(Collected data entries)
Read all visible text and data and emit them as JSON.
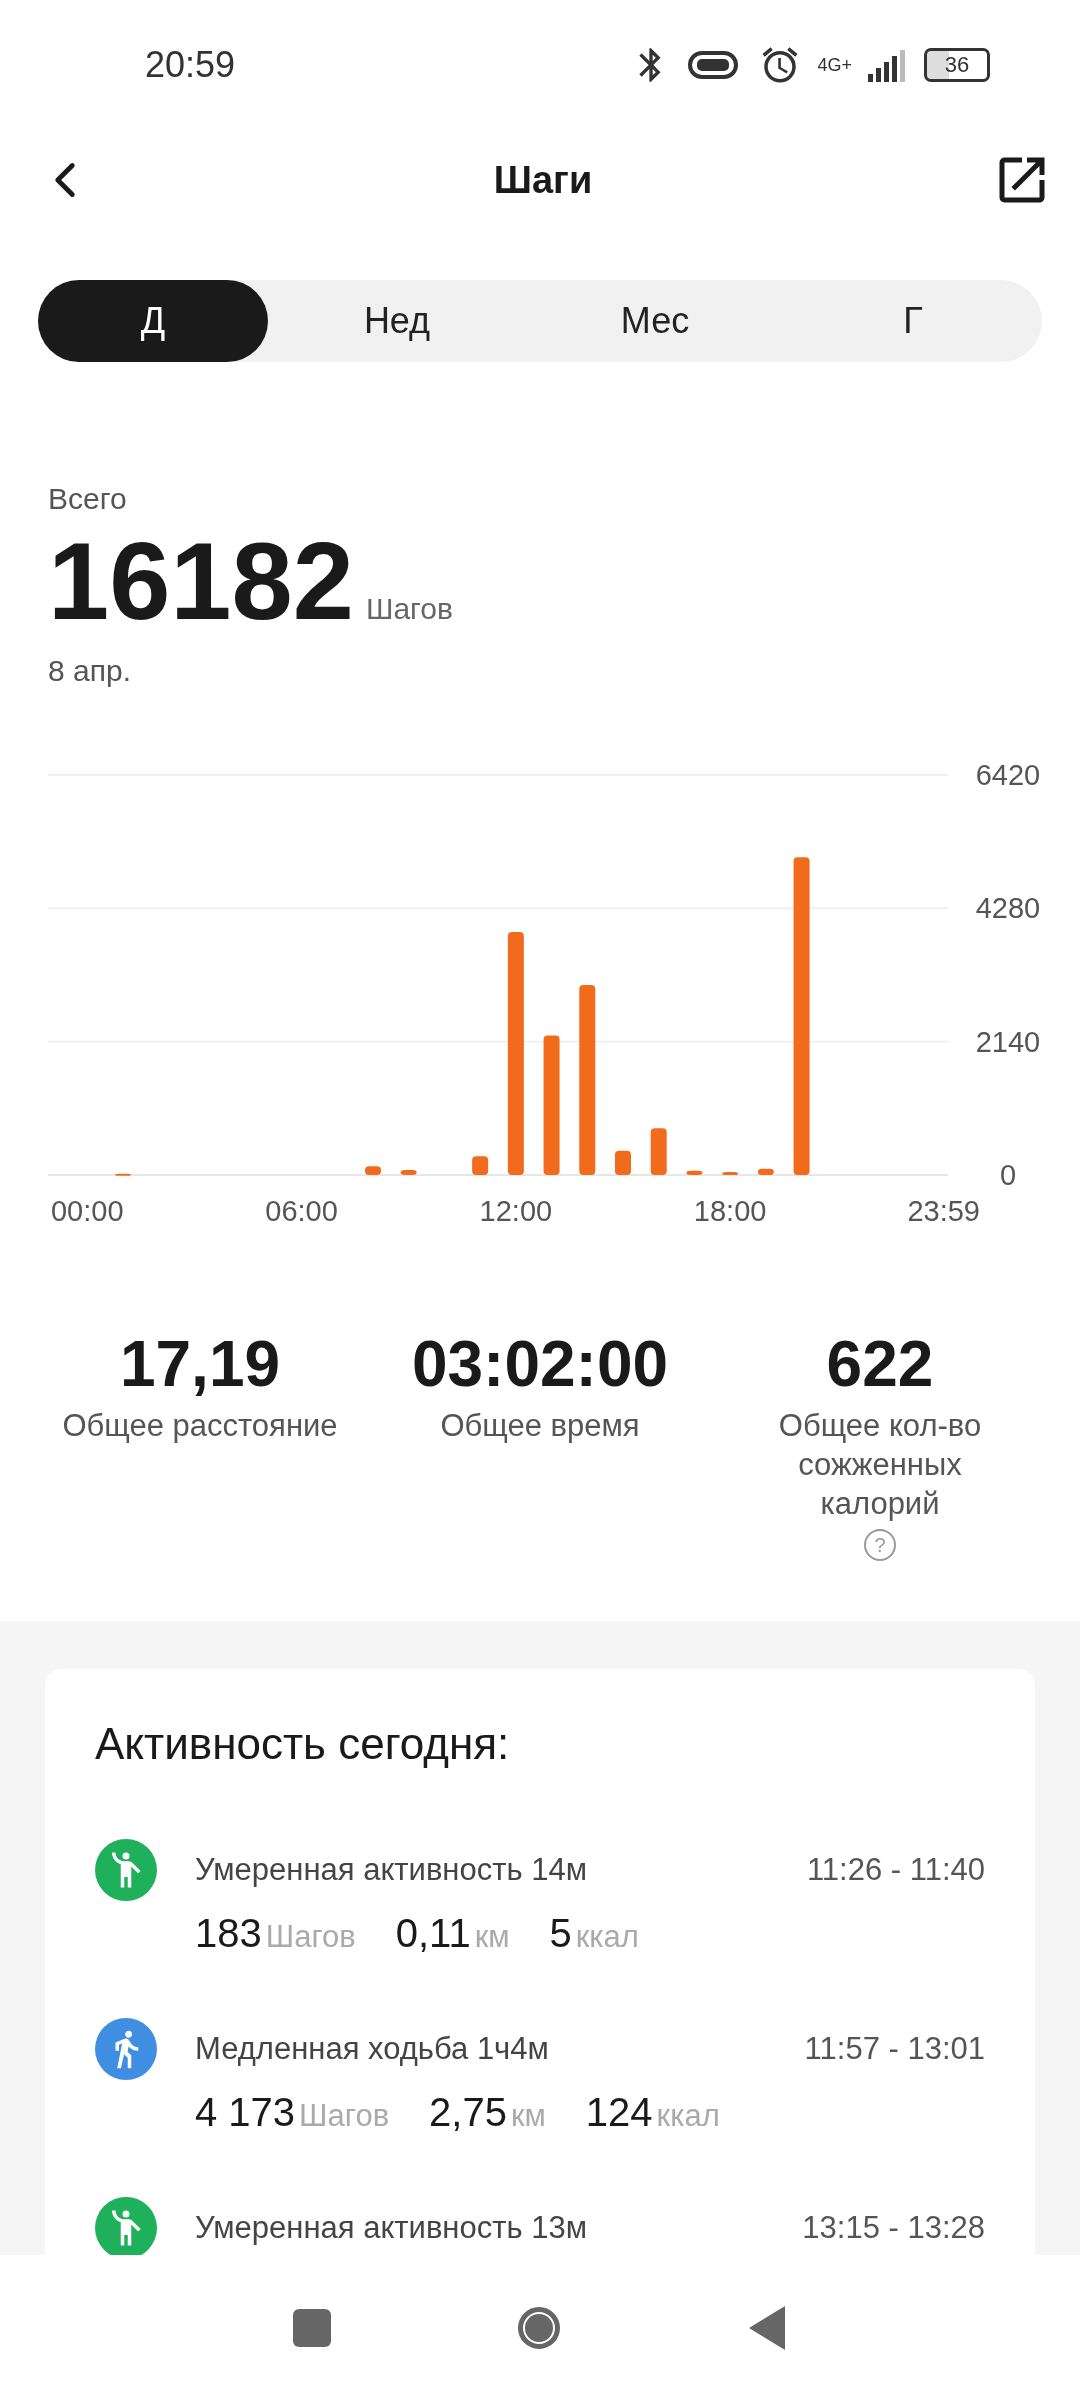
{
  "status_bar": {
    "time": "20:59",
    "network": "4G+",
    "battery": "36"
  },
  "header": {
    "title": "Шаги"
  },
  "tabs": [
    {
      "label": "Д",
      "selected": true
    },
    {
      "label": "Нед",
      "selected": false
    },
    {
      "label": "Мес",
      "selected": false
    },
    {
      "label": "Г",
      "selected": false
    }
  ],
  "summary": {
    "label": "Всего",
    "value": "16182",
    "unit": "Шагов",
    "date": "8 апр."
  },
  "chart_data": {
    "type": "bar",
    "x": [
      1,
      8,
      9,
      11,
      12,
      13,
      14,
      15,
      16,
      17,
      18,
      19,
      20
    ],
    "values": [
      20,
      140,
      80,
      300,
      3900,
      2240,
      3050,
      390,
      750,
      70,
      50,
      100,
      5100
    ],
    "xlim": [
      -1.1,
      24.1
    ],
    "ylim": [
      0,
      6420
    ],
    "yticks": [
      0,
      2140,
      4280,
      6420
    ],
    "xticks": [
      {
        "value": 0,
        "label": "00:00"
      },
      {
        "value": 6,
        "label": "06:00"
      },
      {
        "value": 12,
        "label": "12:00"
      },
      {
        "value": 18,
        "label": "18:00"
      },
      {
        "value": 23.98,
        "label": "23:59"
      }
    ]
  },
  "totals": [
    {
      "value": "17,19",
      "label": "Общее расстояние"
    },
    {
      "value": "03:02:00",
      "label": "Общее время"
    },
    {
      "value": "622",
      "label": "Общее кол-во сожженных калорий",
      "help_icon": "?"
    }
  ],
  "activity": {
    "title": "Активность сегодня:",
    "items": [
      {
        "kind": "moderate",
        "color": "#1eb05a",
        "name": "Умеренная активность 14м",
        "time": "11:26 - 11:40",
        "stats": [
          {
            "value": "183",
            "unit": "Шагов"
          },
          {
            "value": "0,11",
            "unit": "км"
          },
          {
            "value": "5",
            "unit": "ккал"
          }
        ]
      },
      {
        "kind": "walk",
        "color": "#3f8ee2",
        "name": "Медленная ходьба 1ч4м",
        "time": "11:57 - 13:01",
        "stats": [
          {
            "value": "4 173",
            "unit": "Шагов"
          },
          {
            "value": "2,75",
            "unit": "км"
          },
          {
            "value": "124",
            "unit": "ккал"
          }
        ]
      },
      {
        "kind": "moderate",
        "color": "#1eb05a",
        "name": "Умеренная активность 13м",
        "time": "13:15 - 13:28"
      }
    ]
  }
}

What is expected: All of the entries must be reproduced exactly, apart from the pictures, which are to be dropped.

Response area:
Read all visible text and data and emit them as JSON.
{
  "status_bar": {
    "time": "20:59",
    "network": "4G+",
    "battery": "36"
  },
  "header": {
    "title": "Шаги"
  },
  "tabs": [
    {
      "label": "Д",
      "selected": true
    },
    {
      "label": "Нед",
      "selected": false
    },
    {
      "label": "Мес",
      "selected": false
    },
    {
      "label": "Г",
      "selected": false
    }
  ],
  "summary": {
    "label": "Всего",
    "value": "16182",
    "unit": "Шагов",
    "date": "8 апр."
  },
  "chart_data": {
    "type": "bar",
    "x": [
      1,
      8,
      9,
      11,
      12,
      13,
      14,
      15,
      16,
      17,
      18,
      19,
      20
    ],
    "values": [
      20,
      140,
      80,
      300,
      3900,
      2240,
      3050,
      390,
      750,
      70,
      50,
      100,
      5100
    ],
    "xlim": [
      -1.1,
      24.1
    ],
    "ylim": [
      0,
      6420
    ],
    "yticks": [
      0,
      2140,
      4280,
      6420
    ],
    "xticks": [
      {
        "value": 0,
        "label": "00:00"
      },
      {
        "value": 6,
        "label": "06:00"
      },
      {
        "value": 12,
        "label": "12:00"
      },
      {
        "value": 18,
        "label": "18:00"
      },
      {
        "value": 23.98,
        "label": "23:59"
      }
    ]
  },
  "totals": [
    {
      "value": "17,19",
      "label": "Общее расстояние"
    },
    {
      "value": "03:02:00",
      "label": "Общее время"
    },
    {
      "value": "622",
      "label": "Общее кол-во сожженных калорий",
      "help_icon": "?"
    }
  ],
  "activity": {
    "title": "Активность сегодня:",
    "items": [
      {
        "kind": "moderate",
        "color": "#1eb05a",
        "name": "Умеренная активность 14м",
        "time": "11:26 - 11:40",
        "stats": [
          {
            "value": "183",
            "unit": "Шагов"
          },
          {
            "value": "0,11",
            "unit": "км"
          },
          {
            "value": "5",
            "unit": "ккал"
          }
        ]
      },
      {
        "kind": "walk",
        "color": "#3f8ee2",
        "name": "Медленная ходьба 1ч4м",
        "time": "11:57 - 13:01",
        "stats": [
          {
            "value": "4 173",
            "unit": "Шагов"
          },
          {
            "value": "2,75",
            "unit": "км"
          },
          {
            "value": "124",
            "unit": "ккал"
          }
        ]
      },
      {
        "kind": "moderate",
        "color": "#1eb05a",
        "name": "Умеренная активность 13м",
        "time": "13:15 - 13:28"
      }
    ]
  }
}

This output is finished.